◆ **Exercise description**: From top to bottom, retype the data exactly, passing over any picture.

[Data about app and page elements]
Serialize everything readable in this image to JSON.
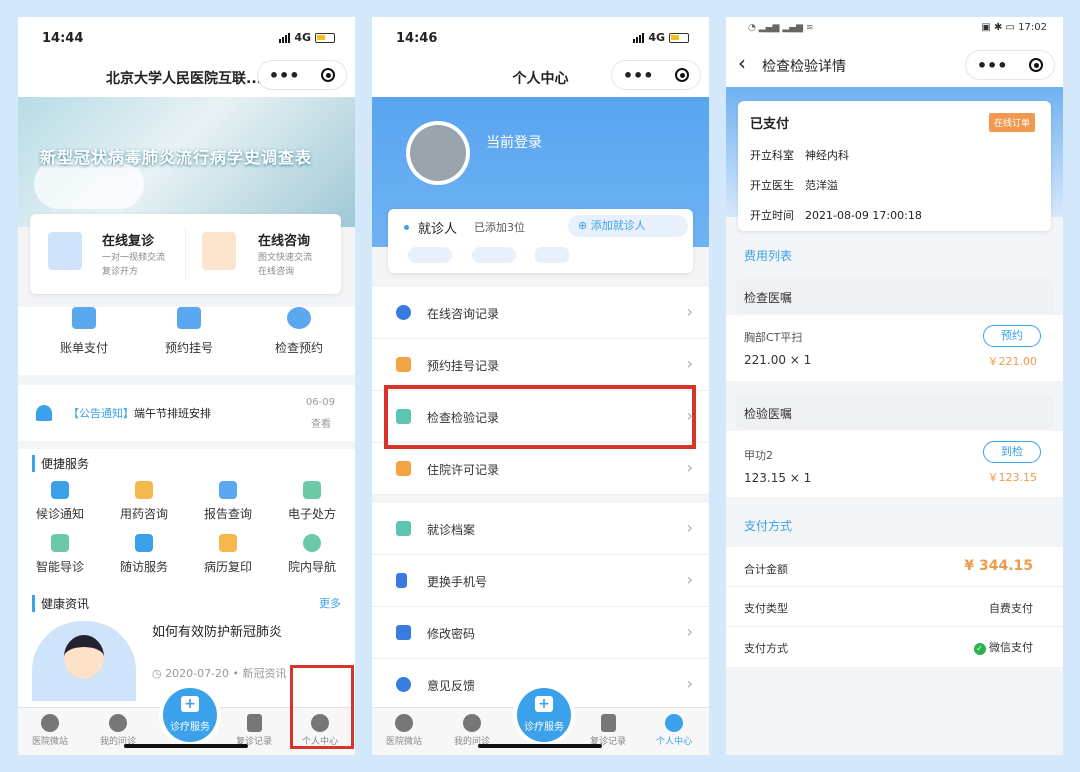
{
  "p1": {
    "time": "14:44",
    "net": "4G",
    "title": "北京大学人民医院互联...",
    "banner_text": "新型冠状病毒肺炎流行病学史调查表",
    "feat": [
      {
        "title": "在线复诊",
        "sub1": "一对一视频交流",
        "sub2": "复诊开方"
      },
      {
        "title": "在线咨询",
        "sub1": "图文快速交流",
        "sub2": "在线咨询"
      }
    ],
    "quick": [
      "账单支付",
      "预约挂号",
      "检查预约"
    ],
    "notice": {
      "tag": "【公告通知】",
      "text": "端午节排班安排",
      "date": "06-09",
      "action": "查看"
    },
    "conv_title": "便捷服务",
    "conv": [
      "候诊通知",
      "用药咨询",
      "报告查询",
      "电子处方",
      "智能导诊",
      "随访服务",
      "病历复印",
      "院内导航"
    ],
    "health_title": "健康资讯",
    "more": "更多",
    "article": "如何有效防护新冠肺炎",
    "article_date": "2020-07-20",
    "article_src": "新冠资讯",
    "tabs": [
      "医院微站",
      "我的问诊",
      "诊疗服务",
      "复诊记录",
      "个人中心"
    ]
  },
  "p2": {
    "time": "14:46",
    "net": "4G",
    "title": "个人中心",
    "login": "当前登录",
    "patient_label": "就诊人",
    "patient_count": "已添加3位",
    "add_patient": "添加就诊人",
    "menu": [
      "在线咨询记录",
      "预约挂号记录",
      "检查检验记录",
      "住院许可记录",
      "就诊档案",
      "更换手机号",
      "修改密码",
      "意见反馈"
    ],
    "tabs": [
      "医院微站",
      "我的问诊",
      "诊疗服务",
      "复诊记录",
      "个人中心"
    ]
  },
  "p3": {
    "time": "17:02",
    "title": "检查检验详情",
    "status": "已支付",
    "badge": "在线订单",
    "info": [
      {
        "k": "开立科室",
        "v": "神经内科"
      },
      {
        "k": "开立医生",
        "v": "范洋溢"
      },
      {
        "k": "开立时间",
        "v": "2021-08-09 17:00:18"
      }
    ],
    "fee_title": "费用列表",
    "groups": [
      {
        "head": "检查医嘱",
        "item": "胸部CT平扫",
        "qty": "221.00 × 1",
        "btn": "预约",
        "price": "￥221.00"
      },
      {
        "head": "检验医嘱",
        "item": "甲功2",
        "qty": "123.15 × 1",
        "btn": "到检",
        "price": "￥123.15"
      }
    ],
    "pay_title": "支付方式",
    "total_label": "合计金额",
    "total": "¥ 344.15",
    "type_label": "支付类型",
    "type": "自费支付",
    "method_label": "支付方式",
    "method": "微信支付"
  },
  "colors": {
    "accent": "#3aa1ea",
    "highlight": "#d9342b",
    "orange": "#f19a4f"
  }
}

◆ **Task response**:
Serialize everything readable in this image to JSON.
{
  "p1": {
    "time": "14:44",
    "net": "4G",
    "title": "北京大学人民医院互联...",
    "banner_text": "新型冠状病毒肺炎流行病学史调查表",
    "feat": [
      {
        "title": "在线复诊",
        "sub1": "一对一视频交流",
        "sub2": "复诊开方"
      },
      {
        "title": "在线咨询",
        "sub1": "图文快速交流",
        "sub2": "在线咨询"
      }
    ],
    "quick": [
      "账单支付",
      "预约挂号",
      "检查预约"
    ],
    "notice": {
      "tag": "【公告通知】",
      "text": "端午节排班安排",
      "date": "06-09",
      "action": "查看"
    },
    "conv_title": "便捷服务",
    "conv": [
      "候诊通知",
      "用药咨询",
      "报告查询",
      "电子处方",
      "智能导诊",
      "随访服务",
      "病历复印",
      "院内导航"
    ],
    "health_title": "健康资讯",
    "more": "更多",
    "article": "如何有效防护新冠肺炎",
    "article_date": "2020-07-20",
    "article_src": "新冠资讯",
    "tabs": [
      "医院微站",
      "我的问诊",
      "诊疗服务",
      "复诊记录",
      "个人中心"
    ]
  },
  "p2": {
    "time": "14:46",
    "net": "4G",
    "title": "个人中心",
    "login": "当前登录",
    "patient_label": "就诊人",
    "patient_count": "已添加3位",
    "add_patient": "添加就诊人",
    "menu": [
      "在线咨询记录",
      "预约挂号记录",
      "检查检验记录",
      "住院许可记录",
      "就诊档案",
      "更换手机号",
      "修改密码",
      "意见反馈"
    ],
    "tabs": [
      "医院微站",
      "我的问诊",
      "诊疗服务",
      "复诊记录",
      "个人中心"
    ]
  },
  "p3": {
    "time": "17:02",
    "title": "检查检验详情",
    "status": "已支付",
    "badge": "在线订单",
    "info": [
      {
        "k": "开立科室",
        "v": "神经内科"
      },
      {
        "k": "开立医生",
        "v": "范洋溢"
      },
      {
        "k": "开立时间",
        "v": "2021-08-09 17:00:18"
      }
    ],
    "fee_title": "费用列表",
    "groups": [
      {
        "head": "检查医嘱",
        "item": "胸部CT平扫",
        "qty": "221.00 × 1",
        "btn": "预约",
        "price": "￥221.00"
      },
      {
        "head": "检验医嘱",
        "item": "甲功2",
        "qty": "123.15 × 1",
        "btn": "到检",
        "price": "￥123.15"
      }
    ],
    "pay_title": "支付方式",
    "total_label": "合计金额",
    "total": "¥ 344.15",
    "type_label": "支付类型",
    "type": "自费支付",
    "method_label": "支付方式",
    "method": "微信支付"
  },
  "colors": {
    "accent": "#3aa1ea",
    "highlight": "#d9342b",
    "orange": "#f19a4f"
  }
}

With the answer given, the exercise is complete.